« Reply #14 on: February 03, 2008, 04:15:37 AM »
I'd like to point out something that a lot of musical artist are considering.  With the last Radio Head album (I think that was the band) they offered their cd for download, and you got to chose the price you paid for the album.  So if you said "Hey, I don't want to pay a penny for this thing" you could put in 0 into the "what would you like to pay" option and not pay anything.  I guess they had quite a few sales that way, and a lot of other bands are considering doing it as well.  I guess my point behind that is not all of the artist feel that paying nothing is really bad -- otherwise, they would have programmed into the purchase a minimum amount.

I've tried to find the ratios (this % pay nothing, this % paid 1-5, this % paid 5-10 type ting) but I haven't been able to.  I'm willing to bet though that most of the download were lower than what you would usually pay through itunes (or any other pay-for-download program) or buying the physical cd (if they paid anything.)
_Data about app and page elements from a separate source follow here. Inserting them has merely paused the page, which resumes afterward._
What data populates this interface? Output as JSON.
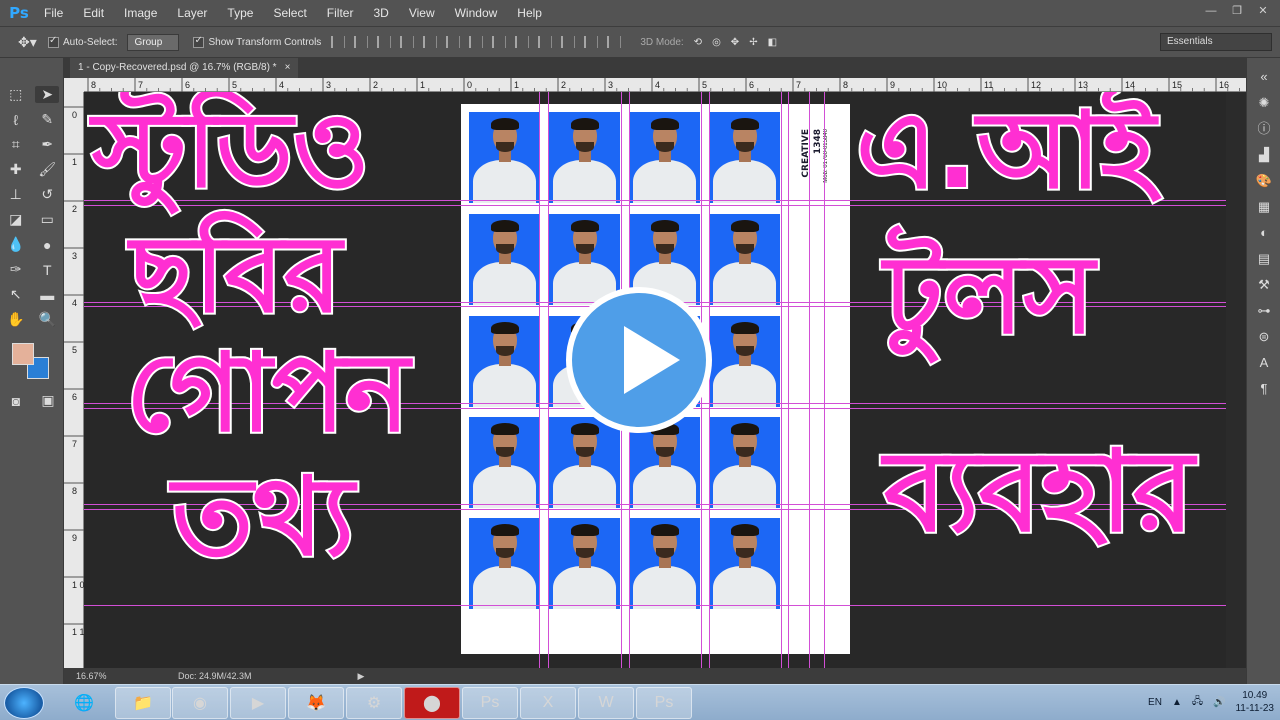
{
  "app": {
    "logo": "Ps",
    "menu": [
      "File",
      "Edit",
      "Image",
      "Layer",
      "Type",
      "Select",
      "Filter",
      "3D",
      "View",
      "Window",
      "Help"
    ]
  },
  "options": {
    "auto_select_label": "Auto-Select:",
    "auto_select_value": "Group",
    "transform_label": "Show Transform Controls",
    "mode_label": "3D Mode:",
    "workspace": "Essentials"
  },
  "document": {
    "tab_title": "1 - Copy-Recovered.psd @ 16.7% (RGB/8) *",
    "close": "×",
    "zoom": "16.67%",
    "doc_size": "Doc: 24.9M/42.3M"
  },
  "ruler": {
    "top": [
      "8",
      "7",
      "6",
      "5",
      "4",
      "3",
      "2",
      "1",
      "0",
      "1",
      "2",
      "3",
      "4",
      "5",
      "6",
      "7",
      "8",
      "9",
      "10",
      "11",
      "12",
      "13",
      "14",
      "15",
      "16"
    ],
    "left": [
      "0",
      "1",
      "2",
      "3",
      "4",
      "5",
      "6",
      "7",
      "8",
      "9",
      "1 0",
      "1 1"
    ]
  },
  "sheet": {
    "brand": "CREATIVE",
    "code": "1348",
    "mobile": "Mob: 01760-015840"
  },
  "overlay": {
    "left_lines": [
      "স্টুডিও",
      "ছবির",
      "গোপন",
      "তথ্য"
    ],
    "right_lines": [
      "এ.আই",
      "টুলস",
      "ব্যবহার"
    ]
  },
  "taskbar": {
    "lang": "EN",
    "time": "10.49",
    "date": "11-11-23"
  },
  "colors": {
    "overlay_text": "#ff2fd2",
    "guide": "#d24fd6",
    "photo_bg": "#1c67f5",
    "fg_swatch": "#e4b19a",
    "bg_swatch": "#2a7fd6"
  }
}
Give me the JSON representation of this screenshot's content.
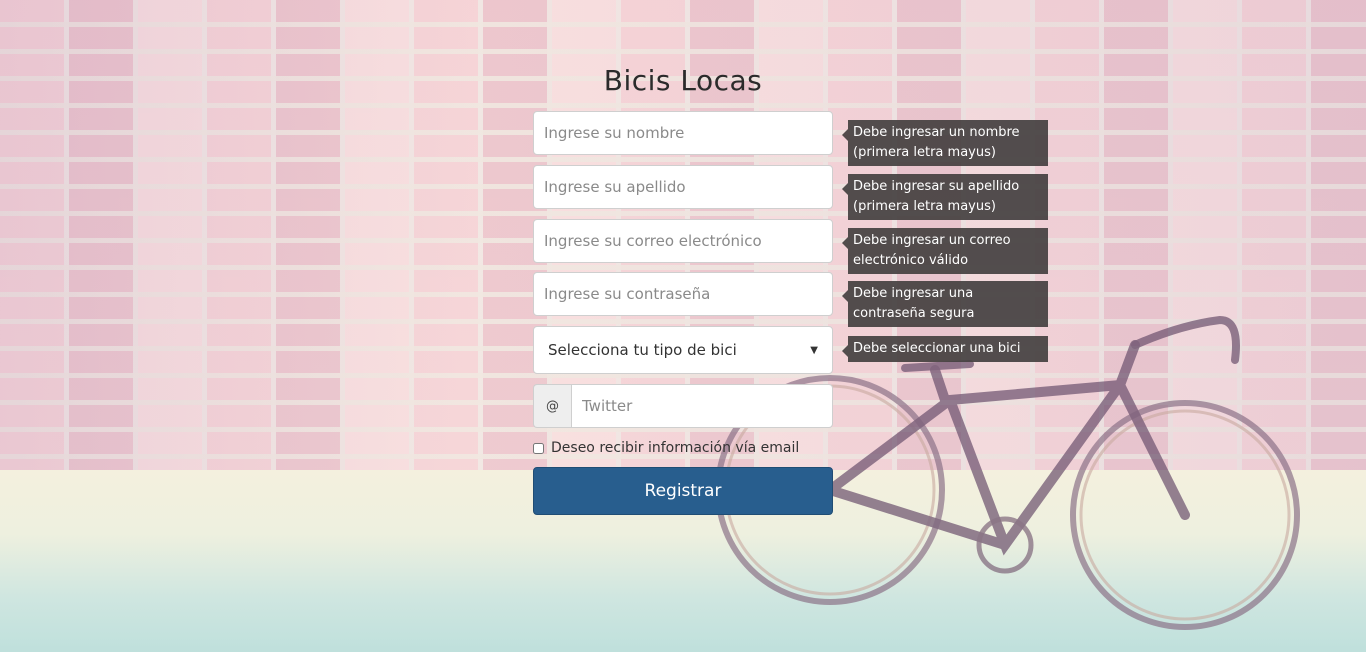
{
  "page": {
    "title": "Bicis Locas"
  },
  "form": {
    "nombre_placeholder": "Ingrese su nombre",
    "apellido_placeholder": "Ingrese su apellido",
    "correo_placeholder": "Ingrese su correo electrónico",
    "contrasena_placeholder": "Ingrese su contraseña",
    "bike_select": {
      "selected": "Selecciona tu tipo de bici"
    },
    "twitter_addon": "@",
    "twitter_placeholder": "Twitter",
    "newsletter_label": "Deseo recibir información vía email",
    "newsletter_checked": false,
    "submit_label": "Registrar"
  },
  "tooltips": {
    "nombre": [
      "Debe ingresar un nombre",
      "(primera letra mayus)"
    ],
    "apellido": [
      "Debe ingresar su apellido",
      "(primera letra mayus)"
    ],
    "correo": [
      "Debe ingresar un correo",
      "electrónico válido"
    ],
    "contrasena": [
      "Debe ingresar una",
      "contraseña segura"
    ],
    "bici": [
      "Debe seleccionar una bici"
    ]
  },
  "colors": {
    "button_bg": "#285e8e",
    "tooltip_bg": "#444040",
    "title_color": "#2b2b2b"
  },
  "icons": {
    "select_arrow": "caret-down-icon"
  }
}
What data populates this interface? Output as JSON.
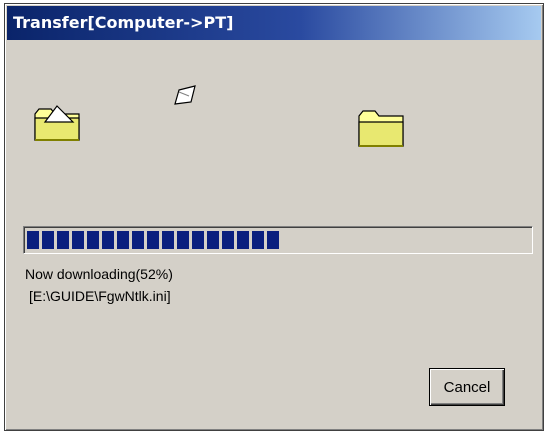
{
  "window": {
    "title": "Transfer[Computer->PT]"
  },
  "icons": {
    "source_folder": "folder-open-icon",
    "destination_folder": "folder-icon",
    "flying_document": "document-icon"
  },
  "progress": {
    "percent": 52,
    "segment_color": "#0a1f7e"
  },
  "status": {
    "message": "Now downloading(52%)",
    "file": " [E:\\GUIDE\\FgwNtlk.ini]"
  },
  "buttons": {
    "cancel_label": "Cancel"
  },
  "colors": {
    "titlebar_start": "#0a246a",
    "titlebar_end": "#a6caf0",
    "dialog_face": "#d4d0c8"
  }
}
Just a bit of food for thought.
"The custom of royalty in referring to oneself is to naturally employ the royal 'we'.  We are very happy, we are very sad, we are bored and suffer from ennui.  For a royal prince there's no such word as 'me', It's always 'we'.  So rightfully I should be two or three, don't you agree?"